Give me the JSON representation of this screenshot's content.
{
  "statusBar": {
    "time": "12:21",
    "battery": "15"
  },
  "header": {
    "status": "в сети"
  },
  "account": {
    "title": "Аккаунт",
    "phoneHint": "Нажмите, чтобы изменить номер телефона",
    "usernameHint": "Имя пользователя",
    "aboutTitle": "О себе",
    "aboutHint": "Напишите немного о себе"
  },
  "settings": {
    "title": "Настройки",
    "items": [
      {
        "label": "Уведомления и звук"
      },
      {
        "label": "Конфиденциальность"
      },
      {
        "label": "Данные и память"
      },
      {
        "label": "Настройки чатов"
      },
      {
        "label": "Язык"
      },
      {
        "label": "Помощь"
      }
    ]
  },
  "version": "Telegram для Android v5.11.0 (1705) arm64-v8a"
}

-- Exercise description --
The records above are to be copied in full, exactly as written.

-- Problem solution --
Give me the JSON representation of this screenshot's content.
{
  "statusBar": {
    "time": "12:21",
    "battery": "15"
  },
  "header": {
    "status": "в сети"
  },
  "account": {
    "title": "Аккаунт",
    "phoneHint": "Нажмите, чтобы изменить номер телефона",
    "usernameHint": "Имя пользователя",
    "aboutTitle": "О себе",
    "aboutHint": "Напишите немного о себе"
  },
  "settings": {
    "title": "Настройки",
    "items": [
      {
        "label": "Уведомления и звук"
      },
      {
        "label": "Конфиденциальность"
      },
      {
        "label": "Данные и память"
      },
      {
        "label": "Настройки чатов"
      },
      {
        "label": "Язык"
      },
      {
        "label": "Помощь"
      }
    ]
  },
  "version": "Telegram для Android v5.11.0 (1705) arm64-v8a"
}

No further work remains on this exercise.